The “Real” Cost of Training

Being the officer in charge of training is often times a lonely proposition: limited staff, limited time, limited funds and limited equipment.

If more courses are added, then more overtime is reduced and additional courses may be added to the training program. If these courses are mandated by the State, OSHA or NFPA standards, the justification is even stronger and may be approved on a more routine basis. What Fire/Rescue or EMS Chief does not want to be known for working on reducing overtime costs?

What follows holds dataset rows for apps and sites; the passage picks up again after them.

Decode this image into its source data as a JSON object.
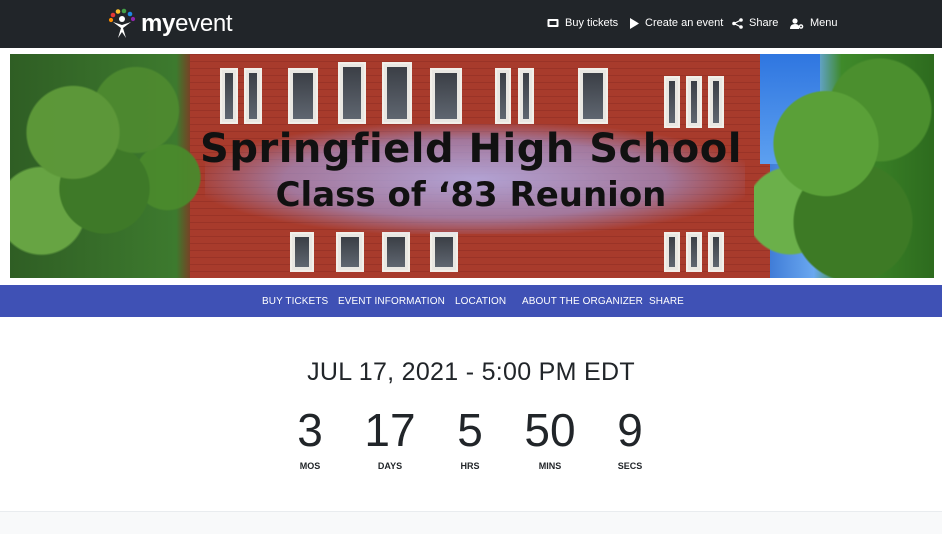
{
  "header": {
    "logo": {
      "text_bold": "my",
      "text_light": "event",
      "icon": "people-logo-icon"
    },
    "nav": [
      {
        "label": "Buy tickets",
        "icon": "ticket-icon"
      },
      {
        "label": "Create an event",
        "icon": "play-icon"
      },
      {
        "label": "Share",
        "icon": "share-icon"
      },
      {
        "label": "Menu",
        "icon": "user-gear-icon"
      }
    ]
  },
  "banner": {
    "title_line1": "Springfield High School",
    "title_line2": "Class of ‘83 Reunion"
  },
  "subnav": {
    "items": [
      {
        "label": "BUY TICKETS"
      },
      {
        "label": "EVENT INFORMATION"
      },
      {
        "label": "LOCATION"
      },
      {
        "label": "ABOUT THE ORGANIZER"
      },
      {
        "label": "SHARE"
      }
    ]
  },
  "countdown": {
    "date_text": "JUL 17, 2021 - 5:00 PM EDT",
    "units": [
      {
        "value": "3",
        "label": "MOS"
      },
      {
        "value": "17",
        "label": "DAYS"
      },
      {
        "value": "5",
        "label": "HRS"
      },
      {
        "value": "50",
        "label": "MINS"
      },
      {
        "value": "9",
        "label": "SECS"
      }
    ]
  },
  "colors": {
    "topbar": "#212529",
    "subnav": "#3f51b5",
    "text": "#212529"
  }
}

Another "bucket" is the "Travel and Lodging" line item. This line item gets fat from conference and out of town travel for training. One strategy is to propose a 25% reduction in training related travel and lodging and move the savings into the "Training Supplies" line item. Why send your personnel out of town to receive training and incur overtime when you can purchase an e-learning solution and refresh multiple employees for the same costs? The budget analysis should highlight the overtime saved as well as the efficiency provided by having personnel in town and available for emergencies.

Other training related costs outside of the training division budget are sometimes the "Contract Services" line item. Any costs of out-of-town instructor/presenters in next year's budget are usually in this bucket. Maybe you can transfer the costs to buy a comprehensive course that has a 3 to 5 year shelf life instead of buying a one-time presentation. Again, Overtime should be saved by using the distance learning option.

As a training officer, I've been successful in getting the HR or Personnel department to budget for a course under their "Risk Management" funds. When the training is completed, it meets one of their budget objectives, and it didn't cost you any of your budget money. Another method might be to cooperate with another community department such as: Police, Sheriff, Public Works or Environmental Health that also has a mandate to stay current in CPR, blood-borne pathogens or Confined Space entry. Have each department fund a percentage of the course and the fire department provides the personnel (on-duty) to conduct the hands-on portion at no cost.

Some community insurance carriers will lower the premium if training on high-risk activities is conducted by city personnel: Negotiate with the carrier to see if they will purchase the distance learning course with their funds and reimburse themselves with the premium savings after the training is complete.

You see, the "real" cost of training is more than the $1,200 dollars in your "Training Supplies and Services" line item. Insurance, overtime, cost-sharing arrangements and other approaches have a direct cost and benefit to your department. Funding distance learning programs takes the same drive, determination and innovative approach that most training officers use to develop current programs with limited resources. It has become a daily survival skill!

The "real" cost of training is far above the T/O's line items. Class development, motivation, presentation, local application and evaluation all add up to a workforce that is ready to face any challenge that the duty day might provide. Getting home safely after every call and every shift is one goal that is always worth the cost.

You know, I'd hate to calculate the cost of not training.